As Hong Kong protests continue, the local flag carrier, Cathay Pacific, is less positive on achieving its yearly profit targets and exhibiting a much stronger second half of the year. Throughout September 2019, the trend of lowering demand has continued, as passenger and cargo numbers dropped compared to September 2018.
Newly appointed Chief Customer and Commercial Officer, Ronald Lam, noted that “September was another challenging month”, as demand for travel into Hong Kong has weakened, especially during National Day, “traditionally a very strong period”, he added. “Intense competition and reliance on transit passengers” put pressure on Cathay’s yields.

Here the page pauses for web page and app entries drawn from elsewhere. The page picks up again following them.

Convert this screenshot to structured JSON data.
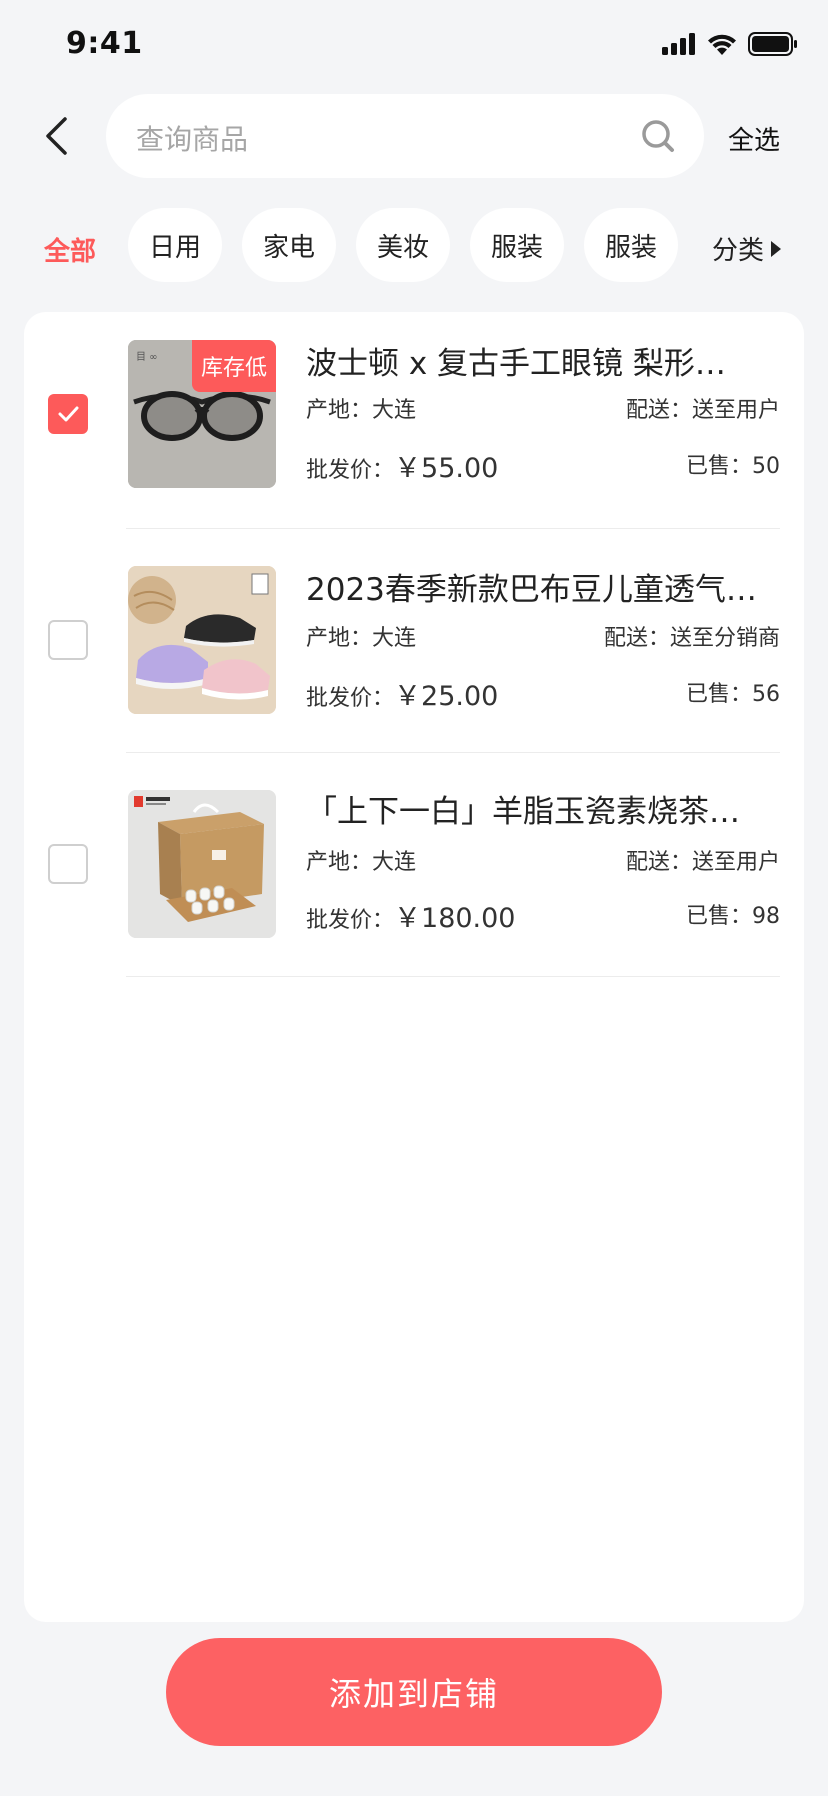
{
  "status_bar": {
    "time": "9:41"
  },
  "header": {
    "search_placeholder": "查询商品",
    "select_all": "全选"
  },
  "categories": {
    "active": "全部",
    "pills": [
      "日用",
      "家电",
      "美妆",
      "服装",
      "服装"
    ],
    "more": "分类"
  },
  "products": [
    {
      "checked": true,
      "badge": "库存低",
      "title": "波士顿 x 复古手工眼镜 梨形…",
      "origin": "产地：大连",
      "shipping": "配送：送至用户",
      "price_label": "批发价：",
      "price": "￥55.00",
      "sold": "已售：50",
      "image": "glasses"
    },
    {
      "checked": false,
      "badge": "",
      "title": "2023春季新款巴布豆儿童透气…",
      "origin": "产地：大连",
      "shipping": "配送：送至分销商",
      "price_label": "批发价：",
      "price": "￥25.00",
      "sold": "已售：56",
      "image": "sneakers"
    },
    {
      "checked": false,
      "badge": "",
      "title": "「上下一白」羊脂玉瓷素烧茶…",
      "origin": "产地：大连",
      "shipping": "配送：送至用户",
      "price_label": "批发价：",
      "price": "￥180.00",
      "sold": "已售：98",
      "image": "teaset"
    }
  ],
  "footer": {
    "add_button": "添加到店铺"
  },
  "colors": {
    "accent": "#fd5a5a",
    "background": "#f4f5f7"
  }
}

In September 2019, the Hong Kongese airline group carried 2.4 million passengers (7.1% less compared to September 2018) and 172 tons of cargo (a drop by 4.4%). Year-to-date (YTD) results are also diminishing, even if Cathay Pacific group carried 26.8 million passengers, which is an increase of 1.3%. However, in August 2019, YTD passenger traffic results were up by 2.2%. Freight tonnage improved compared to August 2019, but YTD remained negative – down by 6.8%.

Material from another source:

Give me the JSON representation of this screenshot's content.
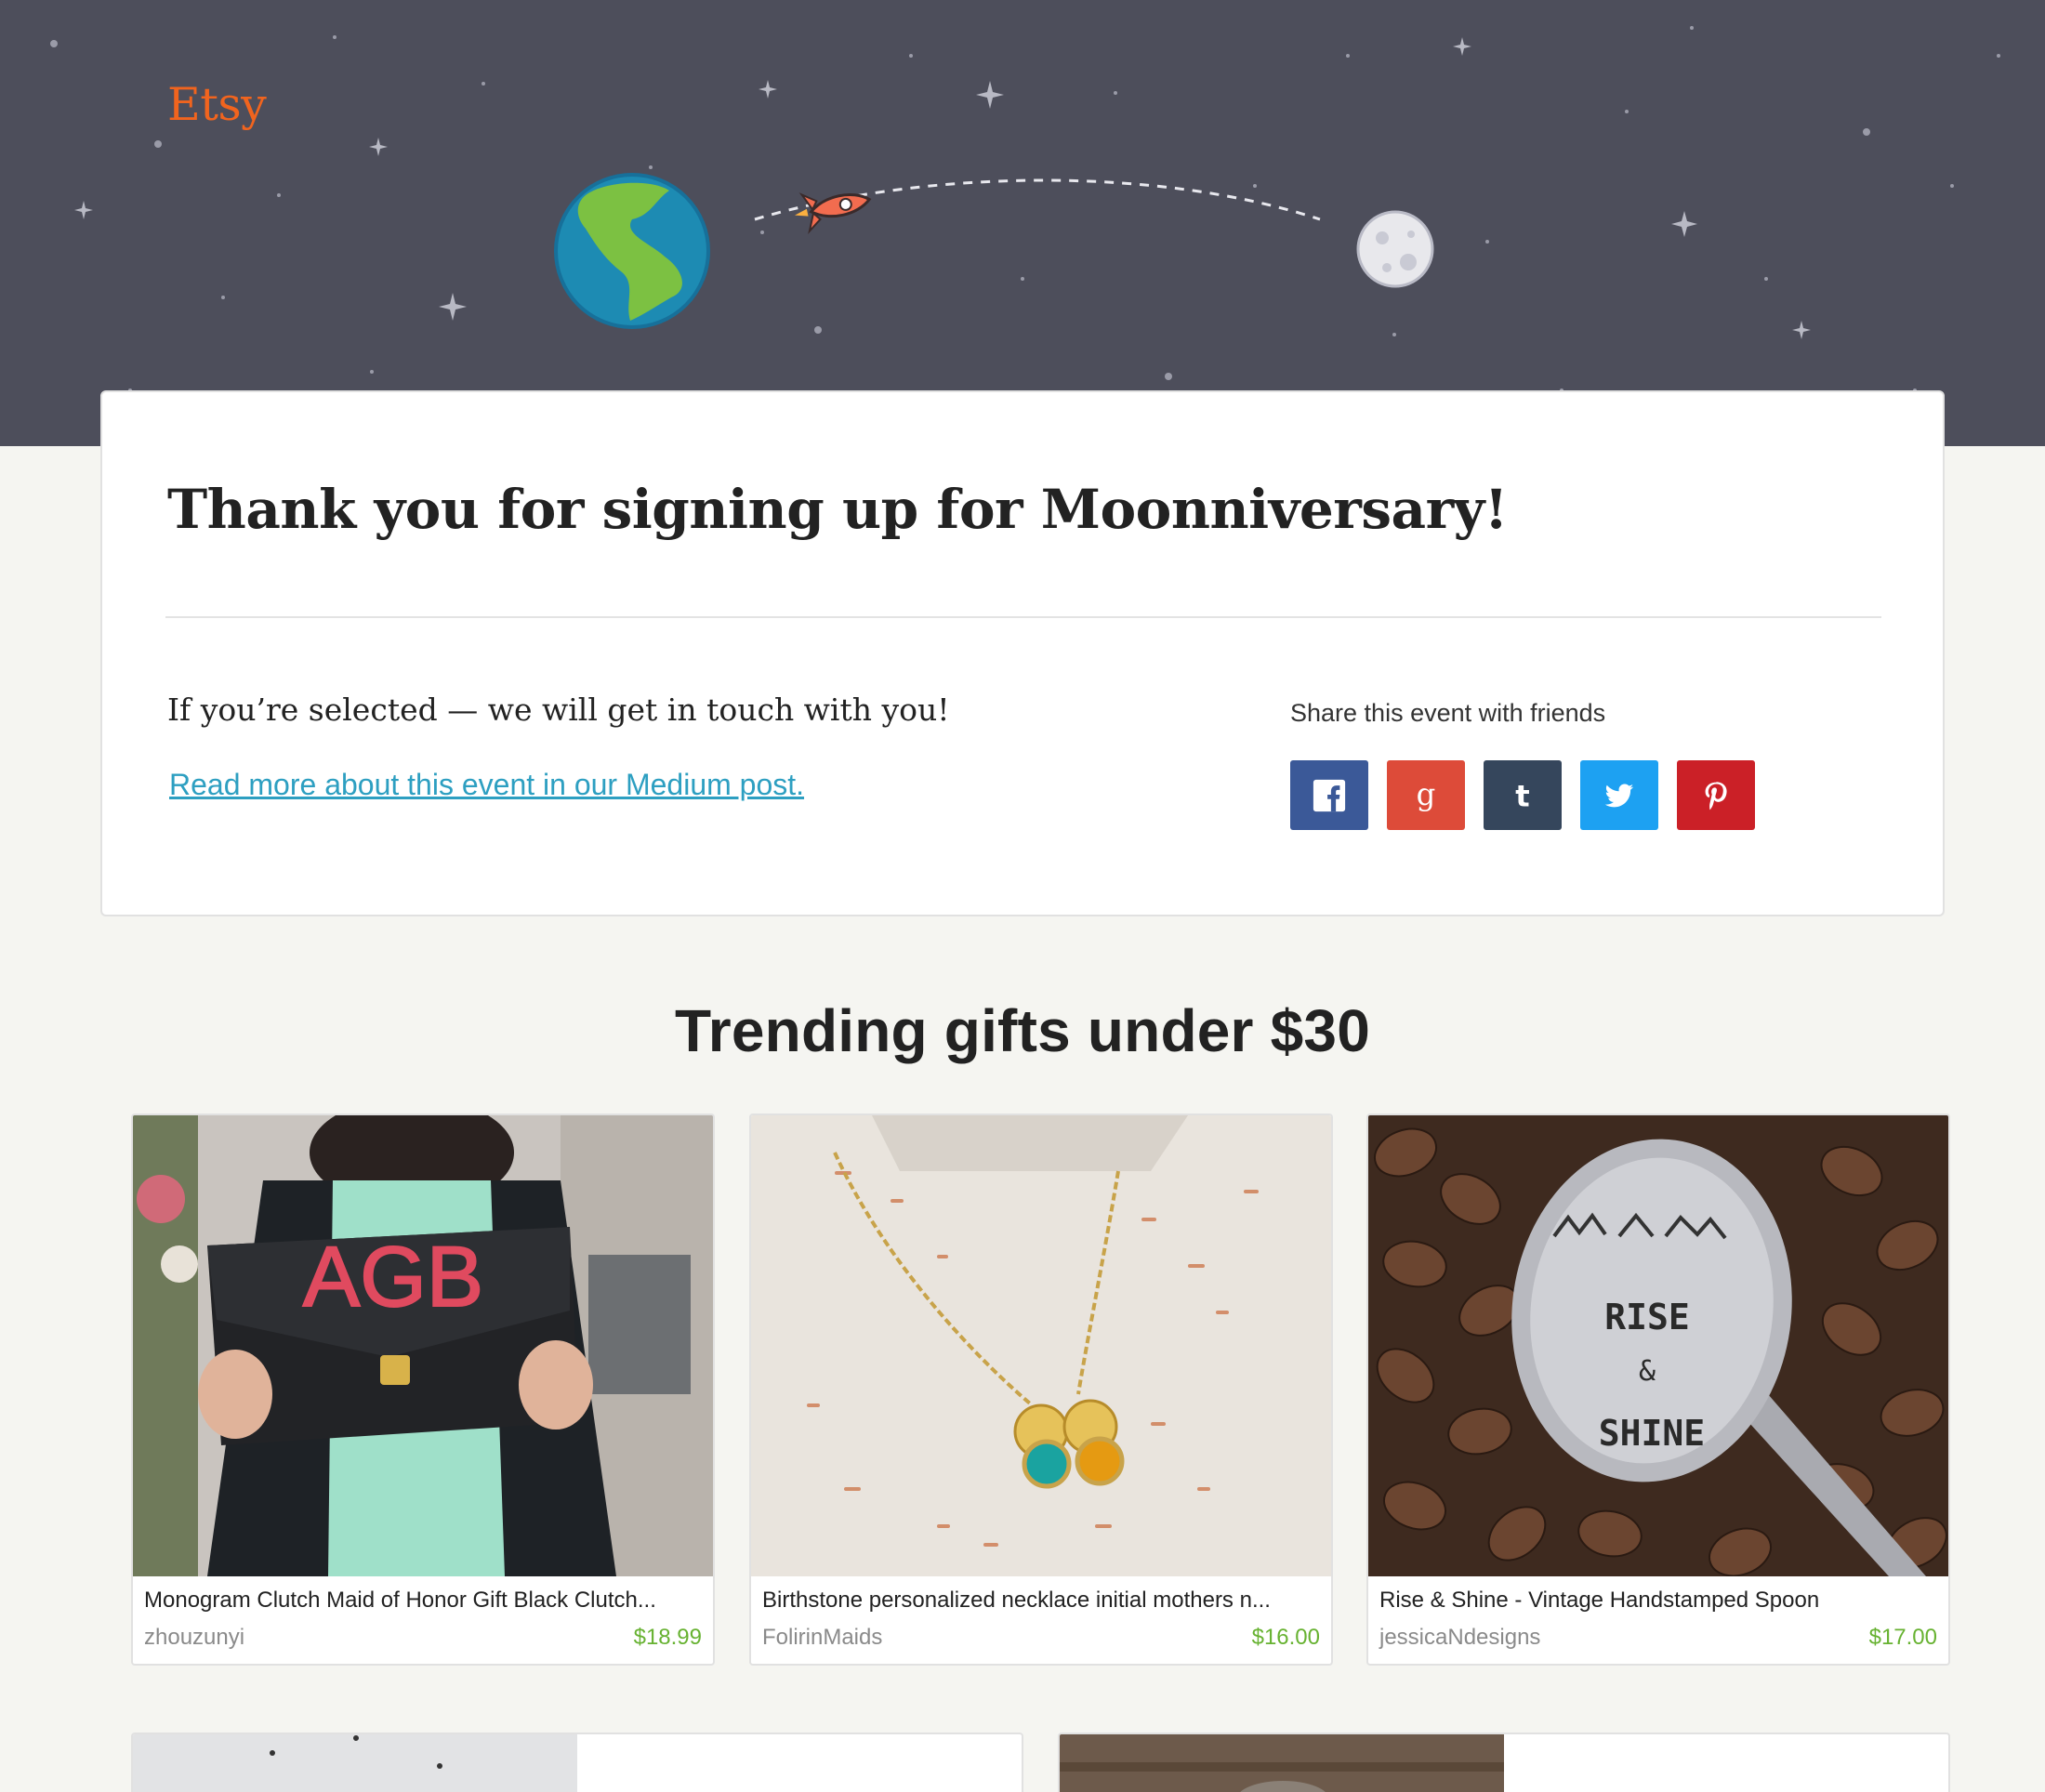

Cathay lost a significant portion of demand to Mainland China routes ‒ a key market for the airline. Revenue per Passenger Kilometers (RPK) dropped by 23.2% compared to September 2018. Corresponding to the market, the carrier withdrew capacity on routes to China and added additional Available Seat Kilometers (ASK) to other regions and continents, with biggest increase on routes to North East Asia, North America and Europe. A shining star was India, Lam highlighted, as Cathay saw strong demand between India and North America in September. In total, Cathay Pacific added 9.8% more capacity on all routes. Worryingly, load factors dropped 7.2pt – on an average flight in September 2019, the airline only had 73.6% of the total seats filled.
Nevertheless, due to “shortfall in inbound bookings for the remainder of 2019”, Lam expects that the rest of the year will “remain incredibly challenging for the airline”, as second-half financial results are forecast to be “below those of our first half”, said Cathay Pacific’s CC&CO – an unusual scenario for the airline that usually produces much stronger results in H2.
In September, management changes were also present at Cathay. On September 4, 2019, the airline announced that John Slosar will leave his chairman role on November 6, 2019, and will be replaced by Patrick Healy. Previously, in August 2019, Cathay introduced a new Chief Executive Officer and the aforementioned CC&CO, Ronald Lam.